Not a day goes by without the Tories mucking something up. I didn’t want to start the week off on a sour note, so I opted to save this post for Tory Tuesday. After all that’s transpired in past weeks, what with causing panic over petrol, imposing a tax on pasties, increasing the rate on Air Passenger Duty, one thing is evident, this government loves its taxes. They tax the poor, middle-class, and now the super rich, by way of their charitable donations.
As part of an attack on ‘aggressive tax avoidance’ George Osborne announced a limit on the amount of tax relief that wealthy donors could receive in respect of large donations. The tax would result in a substantial cut in the amount that philanthropists can claim back if they donated more than £200,000. In other words, it would cost them far more to give the same sums to charitable causes.
UK charity leaders are worried that the tax might discourage charitable giving from big donors. However, the first thought that came to mind was if you donate money solely based on the tax-deductibility aspect are you really a philanthropist? I guess who cares so long as charities are getting the money they need to help people. Giving £250k+ is obviously a lot of money but if you could afford this, surely your tax-deduction is minor compared to the pleasure of giving to worthy causes.

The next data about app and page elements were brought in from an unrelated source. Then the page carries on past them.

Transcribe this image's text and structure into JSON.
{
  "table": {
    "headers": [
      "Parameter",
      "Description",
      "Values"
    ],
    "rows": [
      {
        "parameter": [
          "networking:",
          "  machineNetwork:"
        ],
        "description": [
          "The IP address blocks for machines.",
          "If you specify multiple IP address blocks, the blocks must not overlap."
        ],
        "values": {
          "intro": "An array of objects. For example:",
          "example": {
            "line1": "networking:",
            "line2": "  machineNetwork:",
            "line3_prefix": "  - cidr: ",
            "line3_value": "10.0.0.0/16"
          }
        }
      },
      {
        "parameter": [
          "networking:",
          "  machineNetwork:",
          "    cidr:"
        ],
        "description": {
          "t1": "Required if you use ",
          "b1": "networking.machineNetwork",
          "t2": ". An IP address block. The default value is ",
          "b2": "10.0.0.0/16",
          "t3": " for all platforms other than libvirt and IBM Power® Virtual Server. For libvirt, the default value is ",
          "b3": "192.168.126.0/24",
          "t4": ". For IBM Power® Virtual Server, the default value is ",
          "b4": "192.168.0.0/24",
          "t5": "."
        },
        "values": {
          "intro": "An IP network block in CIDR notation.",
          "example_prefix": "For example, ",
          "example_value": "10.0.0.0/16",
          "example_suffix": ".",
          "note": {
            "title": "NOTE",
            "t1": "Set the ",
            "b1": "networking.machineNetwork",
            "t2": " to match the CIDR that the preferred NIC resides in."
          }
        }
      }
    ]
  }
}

That said, I could see the argument going the other way. Perhaps some donors enjoy giving because they genuinely enjoy helping others but aren’t rich enough to shoulder more than a set sum. And who’s to dictate how one should use their money? Certainly not the government!
Just as those who take advantage of benefits (when clearly they could and should be working and contributing to society) and spend our tax money on fancy mobile phones and drinks down the pub, in the end, big donors should be able to take that extra money they get back and give it to another charity or invest the money to make more money (to give to another worthy cause)! Right. I know that’s not how the world works but I have a feeling that the government is taking this whole austerity Britain thing a bit too far. Have they even thought about the consequences before making such bold tax decisions?
This week the nation braced itself for a false fuel-shortage due to rumours of tanker drivers going on strike. Panic-buying ended up causing traffic jams and fights among those queuing for petrol. Around the same time came the announcement that there would be a 30% rise in the cost of first-class stamps, from 46p to 60p, as well as a 39% rise for second-class, from 30 April. As a letter writer, I have one word for that. Rubbish! And then came the triple whammy of a proposed 20% VAT on hot takeaway food items, where the debate on the tax somehow catapulted into a ‘Pastygate’ scandal.
Does it matter if George Osborne can’t remember the last time he had a Cornish pasty or whether or not David Cameron has ever eaten one? On the surface, the obvious answer to these questions is ‘of course not’! But it does matter that Cameron blatantly lied to the country about having one, further adding to the ludicrous debates centering on the humble meat pie. Oh, the lies!
I’m not going to sit here and make false claims about how much I love a Cornish pasty. Don’t get me wrong, they do make for a tasty snack. Truth is, the last pasty I had was ages ago in Canterbury from the West Cornwall Pasty Co. Piping hot. Premium quality. Ah, but what if I get one now and it’s only lukewarm? Is that lukewarm pasty VAT-able? According to the new change, “all food (with the exception of freshly baked bread) that is above ambient temperature when provided to the customer is standard [VAT]-rated”.
Confused? I am! What if I buy the pasty cold and have them heat it for me after I’ve purchased it? Does that help me work around the new tax? All joking aside, I am in strong opposition to such taxes, as it affects a lot of hardworking people struggling to put bread on the table. That is the underlying point of all these debates right? Yet the Conservative crew seem to have turned it into a (failed) PR stunt and now the nation seems to be more frustrated than ever. I pray this doesn’t spell riots, although I wouldn’t be surprised if this all led up to future premise for some version of the Hunger Games. *Shudder*